Why do an Engineering Apprenticeship?
The engineering and manufacturing sectors have an aging workforce, a workforce that will be looking to retire in the next 10 to 15 years. If the current wealth of experience and skills leave the industry, without being replaced, there will be a major skills requirement across an enormous variety of roles.
Because an apprenticeship now provides a route into so many different pathways and higher education, there has never been a better time to consider an apprenticeship with the AMRC Training Centre.
Most people, young and old, perceive engineering and manufacturing to be a dirty environment, one that isn’t suitable for females and one that doesn’t offer career sustainability. This is not the case anymore, most working areas are as clean as office environments and the engineering and manufacturing sectors are seen as one of the most positive areas to stimulate UK growth.
As an apprentice you will have the opportunity to work in these areas and develop your skills to enable you to progress further in your chosen career, once you have completed your apprenticeship. It will give you the opportunity to work in some of the world’s most innovative industries, such as aerospace, automotive and low-carbon energy. You will be working alongside experienced team members who have a vast range of skills and knowledge in the industry.
There is no set rate of pay for apprentices. Your salary will vary with different employers. However, all employed apprentices must receive an apprentice national minimum wage which is reviewed by government annually. In practice, most companies pay their apprentices more than the minimum national average. Quite often this can be up to £11,000, depending on the size of the company.
As your skills develop your pay will increase accordingly. Statistics show that over the course of their career, young people starting with an apprenticeship can earn on average £100,000 more than those without.*
What you’ll be doing
This will depend on your employer. Employers vary in size from small businesses to large national and even international companies.
For this purpose we have different pathways (and are currently developing more) to meet the needs of the employers; this is just one example:
This will be based in the AMRC Training Centre.
During this time you will be based in the workshops. You will:
- Learn new skills.
- Complete Employment Rights and Responsibilities - Level 2 qualification.

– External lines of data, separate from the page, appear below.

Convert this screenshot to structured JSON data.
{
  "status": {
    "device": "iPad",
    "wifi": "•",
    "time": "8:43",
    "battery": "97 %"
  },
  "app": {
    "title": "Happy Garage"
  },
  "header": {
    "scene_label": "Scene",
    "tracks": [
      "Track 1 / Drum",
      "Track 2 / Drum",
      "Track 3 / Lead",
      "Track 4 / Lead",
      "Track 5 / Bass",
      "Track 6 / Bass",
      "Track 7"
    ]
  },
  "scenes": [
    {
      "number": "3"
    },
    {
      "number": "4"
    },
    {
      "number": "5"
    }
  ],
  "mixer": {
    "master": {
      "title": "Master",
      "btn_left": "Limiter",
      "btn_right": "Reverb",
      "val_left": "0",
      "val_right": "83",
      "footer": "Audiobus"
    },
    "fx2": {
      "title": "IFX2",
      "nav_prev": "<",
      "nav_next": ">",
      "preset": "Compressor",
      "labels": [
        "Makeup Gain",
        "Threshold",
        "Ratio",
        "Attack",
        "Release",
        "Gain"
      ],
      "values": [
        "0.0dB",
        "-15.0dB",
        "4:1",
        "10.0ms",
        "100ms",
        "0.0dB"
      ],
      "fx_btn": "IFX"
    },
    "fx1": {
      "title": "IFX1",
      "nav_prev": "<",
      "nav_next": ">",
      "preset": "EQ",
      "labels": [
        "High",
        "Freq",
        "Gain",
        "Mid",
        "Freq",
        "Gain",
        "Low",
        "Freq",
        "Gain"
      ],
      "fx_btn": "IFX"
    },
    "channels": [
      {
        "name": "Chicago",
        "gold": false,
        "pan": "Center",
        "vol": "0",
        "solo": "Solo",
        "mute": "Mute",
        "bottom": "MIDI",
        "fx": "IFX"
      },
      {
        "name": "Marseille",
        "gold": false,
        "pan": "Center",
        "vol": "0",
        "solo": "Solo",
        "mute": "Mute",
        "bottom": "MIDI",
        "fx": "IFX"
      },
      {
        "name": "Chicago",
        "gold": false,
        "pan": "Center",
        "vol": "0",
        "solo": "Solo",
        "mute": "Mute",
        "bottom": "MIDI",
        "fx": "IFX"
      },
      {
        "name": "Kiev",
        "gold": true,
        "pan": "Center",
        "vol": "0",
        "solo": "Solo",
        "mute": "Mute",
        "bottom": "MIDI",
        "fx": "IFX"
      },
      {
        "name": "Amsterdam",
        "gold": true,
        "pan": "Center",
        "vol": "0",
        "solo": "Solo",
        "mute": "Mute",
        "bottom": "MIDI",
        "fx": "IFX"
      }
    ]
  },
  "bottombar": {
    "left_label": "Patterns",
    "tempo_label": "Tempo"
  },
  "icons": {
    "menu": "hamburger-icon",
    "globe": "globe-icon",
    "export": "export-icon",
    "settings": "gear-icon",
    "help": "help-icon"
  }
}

- PLTS – PersonalLlearning and Thinking Skills – Level 2 qualification.
- Learn about health and safety that is relevant to your area and wider areas of the workplace.
- PEO/PMO accredited skills disciplines.
- First year of the Diploma - Technical Certificate.
- Master classes in production quality, Business Improvement Techniques and Inspection techniques.
- Possible outward bounds.
Years 2 & 3
You will be with your employer. During this time you’ll constantly be learning new skills and put the skills that you have learnt already whilst at the Training Centre into practice and start to become a specialist in your chosen area.
At each stage of the programme you will learn how to do everything correctly and safely from the beginning.
As your skills and knowledge increase, you’ll be given more demanding, challenging and rewarding tasks. This is how you achieve the NVQ competency part of the apprenticeship.
These skills are vital to your apprenticeship and you’ll need to record what you’ve completed and achieved in your qualifications portfolio to prove you are competent in your chosen trade. You may have to do some of this at home, so you’ll quickly learn to balance your commitments.
It’ll all be worth it in the end, once you achieve a recognised qualification that sets you up for your future career in engineering.
*Source - A cost-benefit analysis of apprenticeships and other vocational qualifications, University of Sheffield, 2007.